Serious design people aren't like the rest of us. You might think you know about, say, Mid-Century Modern, but you picked it up and you'll put it down again. Serious design types were brought up in it. Natural Europeanists all, they understand the world from a Dieter Rams default position. You might have a black linen something somewhere, but serious design people have 10 which they wear all the time. (In the winter they wear their black cashmere suits.) And they have a stack of those original Comme des Garçons catalogues on their architectural system shelves.
Designists are trained to profoundly despise the work of stylists and decorators, people who weren't reared in the wonderful disciplined ways of the early 20th-century design heroes - so many of whom were what we intellectuals call German.
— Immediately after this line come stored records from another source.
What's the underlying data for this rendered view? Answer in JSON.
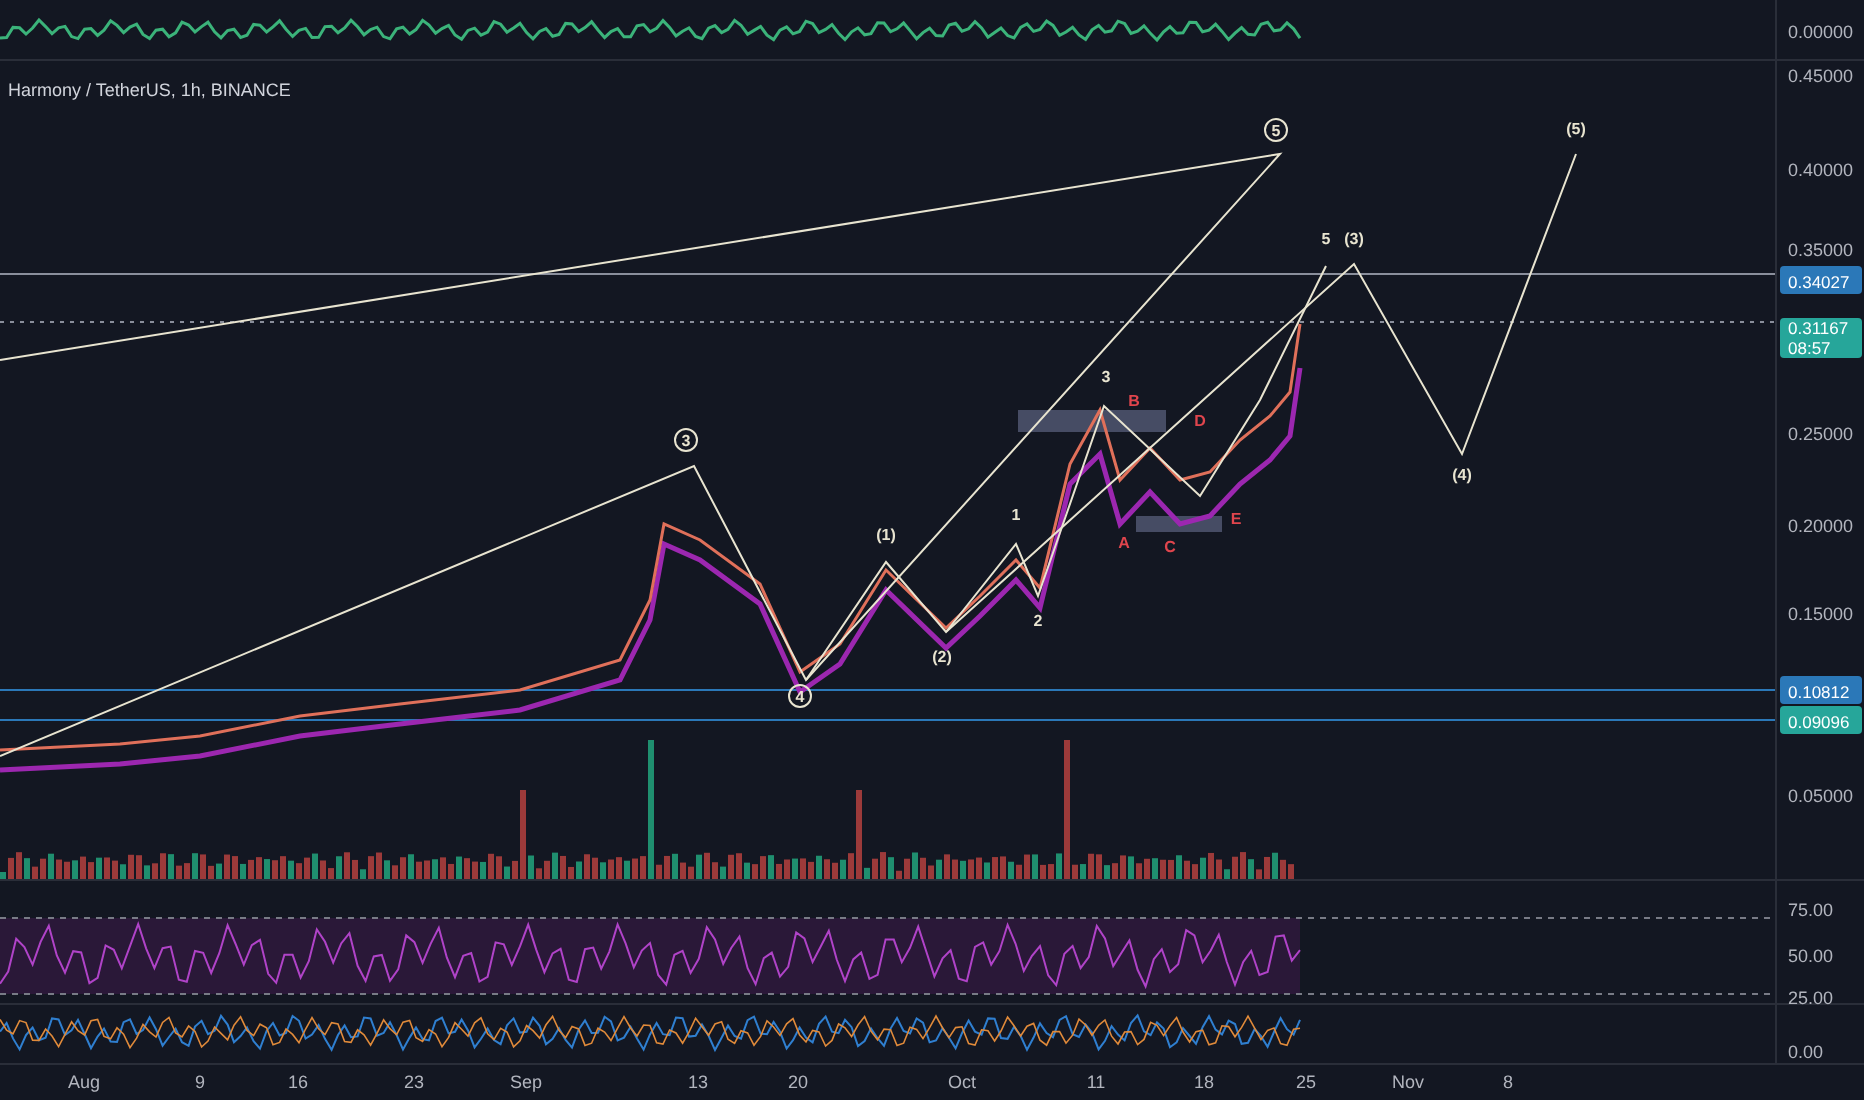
{
  "legend": {
    "title": "Harmony / TetherUS, 1h, BINANCE"
  },
  "top_pane": {
    "axis_labels": [
      "0.00000"
    ]
  },
  "price_axis": {
    "labels": [
      "0.45000",
      "0.40000",
      "0.35000",
      "0.25000",
      "0.20000",
      "0.15000",
      "0.05000"
    ]
  },
  "price_badges": [
    {
      "kind": "line",
      "value": "0.34027",
      "color": "#2b78b8"
    },
    {
      "kind": "last",
      "value": "0.31167",
      "countdown": "08:57",
      "color": "#26a69a"
    },
    {
      "kind": "line",
      "value": "0.10812",
      "color": "#2b78b8"
    },
    {
      "kind": "line",
      "value": "0.09096",
      "color": "#26a69a"
    }
  ],
  "wave_labels": [
    {
      "text": "3",
      "circled": true,
      "color": "#e8e4d0"
    },
    {
      "text": "4",
      "circled": true,
      "color": "#e8e4d0"
    },
    {
      "text": "5",
      "circled": true,
      "color": "#e8e4d0"
    },
    {
      "text": "(1)",
      "circled": false,
      "color": "#e8e4d0"
    },
    {
      "text": "(2)",
      "circled": false,
      "color": "#e8e4d0"
    },
    {
      "text": "1",
      "circled": false,
      "color": "#e8e4d0"
    },
    {
      "text": "2",
      "circled": false,
      "color": "#e8e4d0"
    },
    {
      "text": "3",
      "circled": false,
      "color": "#e8e4d0"
    },
    {
      "text": "B",
      "circled": false,
      "color": "#e0454d"
    },
    {
      "text": "D",
      "circled": false,
      "color": "#e0454d"
    },
    {
      "text": "A",
      "circled": false,
      "color": "#e0454d"
    },
    {
      "text": "C",
      "circled": false,
      "color": "#e0454d"
    },
    {
      "text": "E",
      "circled": false,
      "color": "#e0454d"
    },
    {
      "text": "5",
      "circled": false,
      "color": "#e8e4d0"
    },
    {
      "text": "(3)",
      "circled": false,
      "color": "#e8e4d0"
    },
    {
      "text": "(4)",
      "circled": false,
      "color": "#e8e4d0"
    },
    {
      "text": "(5)",
      "circled": false,
      "color": "#e8e4d0"
    }
  ],
  "rsi_pane": {
    "axis_labels": [
      "75.00",
      "50.00",
      "25.00"
    ]
  },
  "bottom_pane": {
    "axis_labels": [
      "0.00"
    ]
  },
  "time_axis": {
    "labels": [
      "Aug",
      "9",
      "16",
      "23",
      "Sep",
      "13",
      "20",
      "Oct",
      "11",
      "18",
      "25",
      "Nov",
      "8"
    ]
  }
}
It's annoying for true believers when charlatans make bits of what they like fashionable, in a revivalist, Post-Modernist or ironist way. True design values are eternal, not just for Christmas. Corb didn't re-upholster his leather and steel tubing chairs in devoré velvet and nor should you, they feel. (Design types can do "visual jokes", full of insider references, like that photographer who mixes the components of classical buildings with bits of old cinemas and supermarkets. But only if they a) are completely incomprehensible to 99 per cent of humanity and b) not funny.)
I love them; somebody's got to tend the flame now design's so compromised by fashion and collecting - it's a big category for the auction houses now - and all round grave-robbing.
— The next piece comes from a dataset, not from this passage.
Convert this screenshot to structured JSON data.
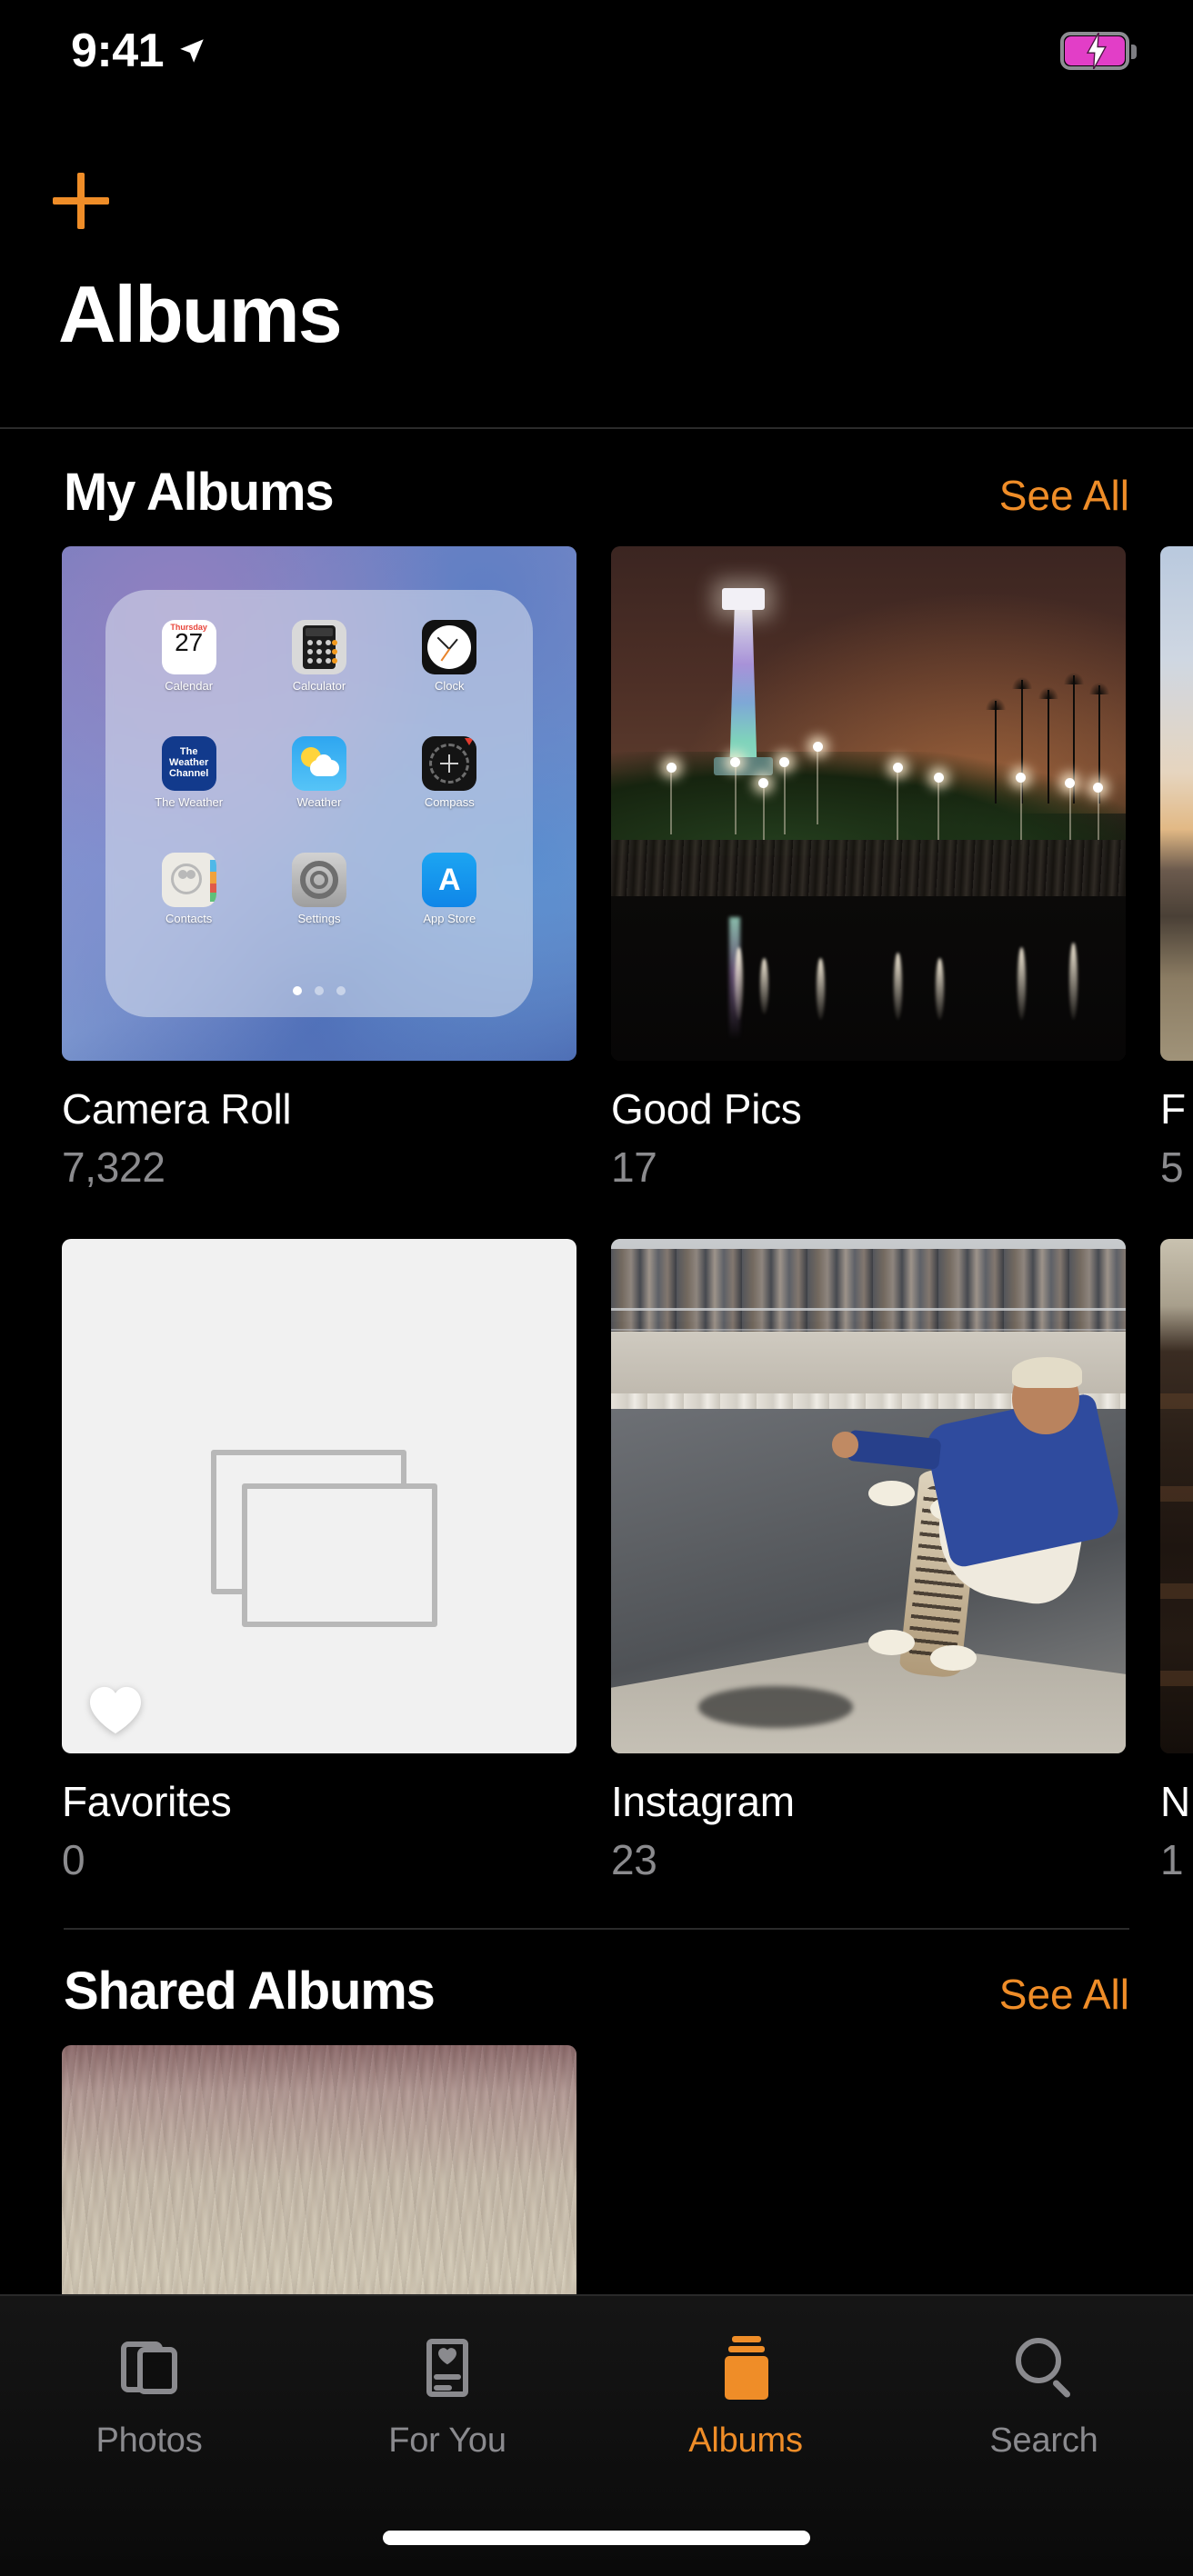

Things conceived by proper design types are utterly recognisable. They've got that graphic look. If it's on paper you can imagine everything plotted out in squares - on transparent acetate. It'll look crisp and simple because, year in and year out, proper designers just don't like anything rococo except as a quotation. There'll be some black and some white and - especially if it's Italian - a shot of scarlet - but not too much else. And the wonderful thing about true keep-the-faith chic graphique is just how good something from one of those collector's-piece 1960s Graphic Annuals, produced in sanitary Switzerland, will look now. How fresh, how contemporary, how very ... stealable!
If I were a properly trained graphic type, I'd know all the references in the new Krups coffee-maker commercial. But as it is I just recognise the look. It's lovely, graphic to the max, white background, simple ingenious shapes, lots of circles. Plus James Brown and the opening bit of "Sex Machine" that they don't usually play. (James Brown is absolutely oak in designland, being black and old.)
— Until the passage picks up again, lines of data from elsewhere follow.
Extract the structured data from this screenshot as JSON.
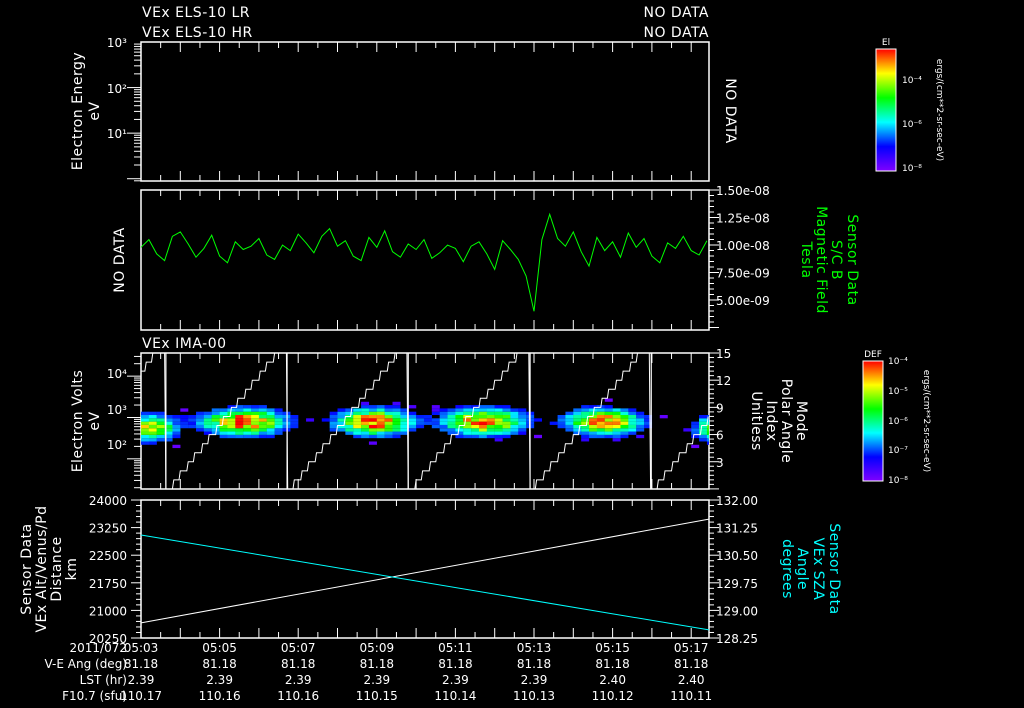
{
  "header": {
    "els_lr": "VEx ELS-10 LR",
    "els_hr": "VEx ELS-10 HR",
    "lr_status": "NO DATA",
    "hr_status": "NO DATA",
    "ima_title": "VEx IMA-00"
  },
  "colorbars": {
    "ei": {
      "title": "El",
      "ticks": [
        "10⁻⁴",
        "10⁻⁶",
        "10⁻⁸"
      ],
      "units": "ergs/(cm**2-sr-sec-eV)"
    },
    "def": {
      "title": "DEF",
      "ticks": [
        "10⁻⁴",
        "10⁻⁵",
        "10⁻⁶",
        "10⁻⁷",
        "10⁻⁸"
      ],
      "units": "ergs/(cm**2-sr-sec-eV)"
    },
    "colormap": [
      "#ff0000",
      "#ffff00",
      "#00ff00",
      "#00ffff",
      "#0000ff",
      "#8000ff"
    ]
  },
  "time_axis": {
    "date": "2011/072",
    "ticks": [
      "05:03",
      "05:05",
      "05:07",
      "05:09",
      "05:11",
      "05:13",
      "05:15",
      "05:17"
    ],
    "rows": [
      {
        "label": "V-E Ang (deg)",
        "values": [
          "81.18",
          "81.18",
          "81.18",
          "81.18",
          "81.18",
          "81.18",
          "81.18",
          "81.18"
        ]
      },
      {
        "label": "LST (hr)",
        "values": [
          "2.39",
          "2.39",
          "2.39",
          "2.39",
          "2.39",
          "2.39",
          "2.40",
          "2.40"
        ]
      },
      {
        "label": "F10.7 (sfu)",
        "values": [
          "110.17",
          "110.16",
          "110.16",
          "110.15",
          "110.14",
          "110.13",
          "110.12",
          "110.11"
        ]
      }
    ]
  },
  "chart_data": [
    {
      "type": "heatmap",
      "ylabel": [
        "Electron Energy",
        "eV"
      ],
      "yscale": "log",
      "ytick_labels": [
        "10³",
        "10²",
        "10¹"
      ],
      "ylim": [
        1,
        1000
      ],
      "no_data_label": "NO DATA"
    },
    {
      "type": "line",
      "no_data_label": "NO DATA",
      "ylabel_right": [
        "Sensor Data",
        "S/C B",
        "Magnetic Field",
        "Tesla"
      ],
      "ytick_labels": [
        "1.50e-08",
        "1.25e-08",
        "1.00e-08",
        "7.50e-09",
        "5.00e-09"
      ],
      "ylim": [
        2.3e-09,
        1.5e-08
      ],
      "color": "#00ff00",
      "x_start": "05:03:00",
      "x_step_s": 12,
      "values": [
        9.8e-09,
        1.05e-08,
        9.2e-09,
        8.6e-09,
        1.08e-08,
        1.12e-08,
        1.01e-08,
        8.9e-09,
        9.7e-09,
        1.09e-08,
        9e-09,
        8.4e-09,
        1.03e-08,
        9.6e-09,
        9.9e-09,
        1.06e-08,
        9.1e-09,
        8.7e-09,
        1e-08,
        9.5e-09,
        1.1e-08,
        1.02e-08,
        9.3e-09,
        1.08e-08,
        1.15e-08,
        9.9e-09,
        1.04e-08,
        9e-09,
        8.6e-09,
        1.07e-08,
        9.8e-09,
        1.13e-08,
        9.4e-09,
        8.9e-09,
        1.01e-08,
        9.6e-09,
        1.05e-08,
        8.8e-09,
        9.3e-09,
        1e-08,
        9.7e-09,
        8.5e-09,
        9.9e-09,
        1.03e-08,
        9.2e-09,
        7.8e-09,
        1.04e-08,
        9.6e-09,
        8.7e-09,
        7.2e-09,
        4e-09,
        1.05e-08,
        1.28e-08,
        1.06e-08,
        9.9e-09,
        1.12e-08,
        9.4e-09,
        8.1e-09,
        1.07e-08,
        9.5e-09,
        1.03e-08,
        8.9e-09,
        1.11e-08,
        9.8e-09,
        1.06e-08,
        9e-09,
        8.4e-09,
        1.02e-08,
        9.7e-09,
        1.08e-08,
        9.5e-09,
        9.1e-09,
        1.04e-08
      ]
    },
    {
      "type": "heatmap",
      "title": "VEx IMA-00",
      "ylabel": [
        "Electron Volts",
        "eV"
      ],
      "yscale": "log",
      "ytick_labels": [
        "10⁴",
        "10³",
        "10²"
      ],
      "ylim": [
        18,
        36000
      ],
      "ylabel_right": [
        "Mode",
        "Polar Angle",
        "Index",
        "Unitless"
      ],
      "ytick_labels_right": [
        "15",
        "12",
        "9",
        "6",
        "3"
      ],
      "ylim_right": [
        0,
        15
      ],
      "blobs": [
        {
          "t": "05:03:10",
          "log_e": 2.7,
          "sigma_s": 35,
          "peak": 0.75
        },
        {
          "t": "05:05:31",
          "log_e": 2.85,
          "sigma_s": 55,
          "peak": 1.0
        },
        {
          "t": "05:08:50",
          "log_e": 2.85,
          "sigma_s": 50,
          "peak": 1.0
        },
        {
          "t": "05:11:38",
          "log_e": 2.85,
          "sigma_s": 55,
          "peak": 0.95
        },
        {
          "t": "05:14:41",
          "log_e": 2.85,
          "sigma_s": 50,
          "peak": 0.95
        },
        {
          "t": "05:17:25",
          "log_e": 2.7,
          "sigma_s": 25,
          "peak": 0.55
        }
      ],
      "mode_resets": [
        "05:03:38",
        "05:06:43",
        "05:09:48",
        "05:12:54",
        "05:15:59"
      ]
    },
    {
      "type": "line",
      "ylabel": [
        "Sensor Data",
        "VEx Alt/Venus/Pd",
        "Distance",
        "km"
      ],
      "ytick_labels": [
        "24000",
        "23250",
        "22500",
        "21750",
        "21000",
        "20250"
      ],
      "ylim": [
        20250,
        24000
      ],
      "ylabel_right": [
        "Sensor Data",
        "VEx SZA",
        "Angle",
        "degrees"
      ],
      "ytick_labels_right": [
        "132.00",
        "131.25",
        "130.50",
        "129.75",
        "129.00",
        "128.25"
      ],
      "ylim_right": [
        128.25,
        132.0
      ],
      "series": [
        {
          "axis": "left",
          "color": "#ffffff",
          "x": [
            "05:03:00",
            "05:17:32"
          ],
          "values": [
            20660,
            23480
          ]
        },
        {
          "axis": "right",
          "color": "#00ffff",
          "x": [
            "05:03:00",
            "05:17:32"
          ],
          "values": [
            131.05,
            128.47
          ]
        }
      ]
    }
  ]
}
As Brown gets going so the coffee-machines swing into the foreground under their own magical steam, in a tremendously syncopated way. There's a chrome one with a red bit that looks like a Cubist bird. Then cups appear, very graphic, shot from above. And it all gets going. The machines make espresso and cappuccino and it all looks good, that russety Arabica colour, not like the thin, grey-brown stuff you get at Starbucks. (Euro designland cares about coffee; it's just one long extended coffee metaphor, when you think about it.) There are clever, borderline corny, things done with foamed milk and last drops.
I'm in a lather of nostalgic excitement. It makes me think of the Fairfax Kitchen Shop in Swiss Cottage, providers of familiar Euro coffee systems to earlier generations of homesick Modernists from Berlin and Vienna.
Then they say, "Do you have a thing for coffee?", cluttering all the graphic purity with words. "Then we have a thing for you." It turns out that what I'd thought was a commercial for Krups is actually for a high-concept, Dolce Gusto system, which they're doing with Nescafé.
Well stop right there. We all know original Nes', the staple of a million bedsits. And we know Gold Blend too, no avoiding it. And we know it's not really Nessels from Croydon, Anglicised and familiar, but Nes-lay of Switzerland, gigantic owners of everything: Rowntree, because-you're-worth-it, baby foods to Africa, all that. But with absolutely no ground coffee credibility in this country. If you're in the market for a Krups coffee-maker you'd be down to the Algerian Coffee Stores in Soho; you wouldn't be filling it with anything from Nes-lay would you? Remember their instant cappuccino kit a few years back?
This is a beautifully designed and executed commercial, a clever bit of from-Bauhaus-to-our-telly, but it'll never work round the Finchley Road.